So, you don't want to be a sexual harasser at work? Good for you! Follow these dos and don'ts, and you should be in great shape.
The feds are talking about NLRB-EEOC coordination, an end to collection of compensation data, and an inflation-indexed salary test for the overtime exemption. Here's the scoop.
According to a Wall Street Journal/NBC News poll published this week, 48 percent of working women believed they had been victims of sexual harassment in the workplace.
My reaction was, “Only 48 percent?”
Words fail me. Let’s just say that I hope he is sincere about getting the help he needs to turn his life around.
Which, among other things, should include trying to make some form of restitution to his allegedvictims. (None of this ridiculous “atonement by fighting the NRA.”)
There are more Weinstein stories than I can link to, but here are the two original sources: The article by Jodi Kantor and Megan Twohey in The New York Times is here, and Ronan Farrow’s excellent and very disturbing article in The New Yorker is here.
Mr. Weinstein, through a spokesperson, has denied engaging in any non-consensual sexual relations or retaliating against anyone who refused his advances. The full denial is in the video, below.
Here are my eight takes from an employment law and Human Resources perspective:
No. 1: “Quid pro quo” harassment is just a fancy word for extortion — where the prize is sex, instead of money or property. When an employer threatens to terminate (or otherwise punish) an employee for refusing sexual advances, or promises to hire (or otherwise reward) her for participating, then that is extortion. (I’m using “she” and “her” for convenience, but men can be victims, too.) In the ordinary employment context, an employer is strictly (automatically) liable if a supervisor or manager engages in this type of harassment.
Has the world gone crazy?
C. The word “crazy” is a microaggression.
See how you do with these guaranteed true news items from the last week, all relating to employment law. Then tell me whether you agree that we are living in some crazy times. YCMTSU.*
*You Can’t Make This Stuff Up. (I think this cliche has earned an internet acronym ...
Louise Davies is an Affirmative Action Paralegal in Constangy’s Winston-Salem, North Carolina, office. For more than 15 years, she has helped employers develop affirmative action plans and respond to audits and on-site investigations by the Office of Federal Contract Compliance Programs. She also conducts diversity training for employers. Louise is a graduate of Wesleyan College in Macon, Georgia.
In February 2016, the Office of Federal Contract Compliance Programs filed an administrative complaint against B&H Foto, the largest non-chain photo and video equipment store in the United States. The Complaint alleged that B&H had discriminated against female, black, and Asian jobseekers by hiring only Hispanic men for entry-level positions. The OFCCP also alleged that Hispanic employees were harassed, paid less than similarly situated workers, and denied promotions because of their ethnicity.
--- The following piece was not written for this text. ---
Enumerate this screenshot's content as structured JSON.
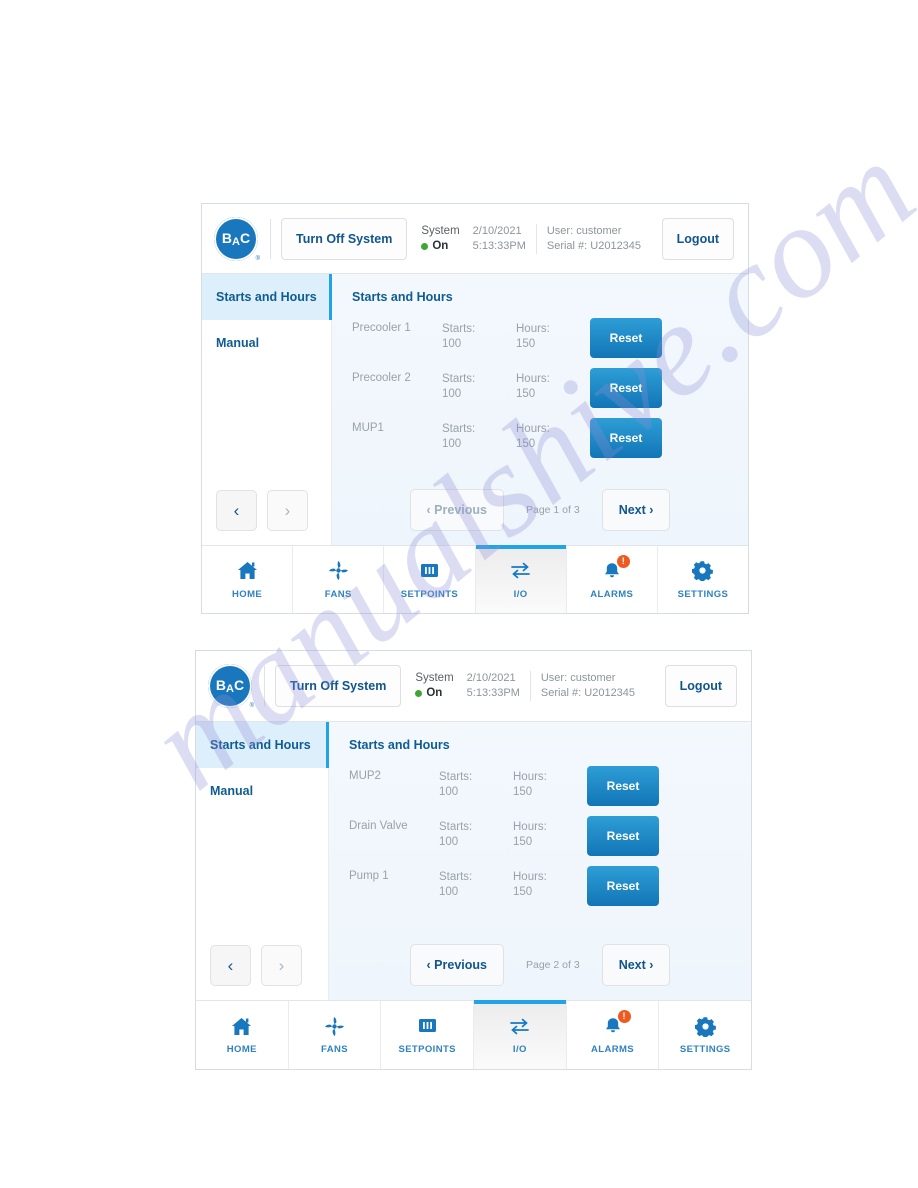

The agency and the company recently entered into a consent decree, in which B&H agreed to pay $3.22 million in back wages to more than 1,300 affected class members. The company has also agreed to hire a workplace consultant to address its employment practices and workplace conduct. In addition, the company must provide its managers with annual training on EEO principles and on workplace harassment.
By agreeing to the consent decree, the company did not admit any guilt or wrongdoing. The company released a statement denying all of the allegations, but recognizing that litigation would be costly and resolution would allow it to return to business “as usual” with the government.
If you're a private sector employer, you can generally fire an at-will employee for his or her political beliefs or expression. The First Amendment, as we discussed last week, does not limit you. Depending on where you are, there may be state or local laws protecting employees from discrimination based on their political beliefs or activities, but those jurisdictions are the ...
Yesterday, I posted about a disability discrimination case that the employer did not really screw up. Even so, a few less-than-optimal moves resulted in an adverse jury verdict that was upheld on appeal.
In Chapter 2 of our series on "employers who didn't really screw up but still lost" is a sexual harassment case that bothers me, involving the Idaho Department of Corrections ...
Not every obnoxious workplace behavior is unlawful harassment. To violate federal law, the harassment has to be unwelcome, based on a "protected category" (for example, sex or race), and "severe or pervasive."
But most employers aren't satisfied with banning only "illegal" behavior, and rightfully not. The law does a fairly good job of keeping us from each ...
LaLonnie wrote this post with Sandra Sok, who is clerking for the summer in our Denver Office. Sandra is a rising second-year student at the University of Colorado Law School. Before starting law school, she worked as a paralegal while earning her undergraduate degree from the University of California, Irvine.
A law was born. On June 23, 1972, President Richard Nixon ...
Robin Shea has more than 20 years' experience in employment litigation, including Title VII and the Age Discrimination in Employment Act, the Americans with Disabilities Act (including the Amendments Act).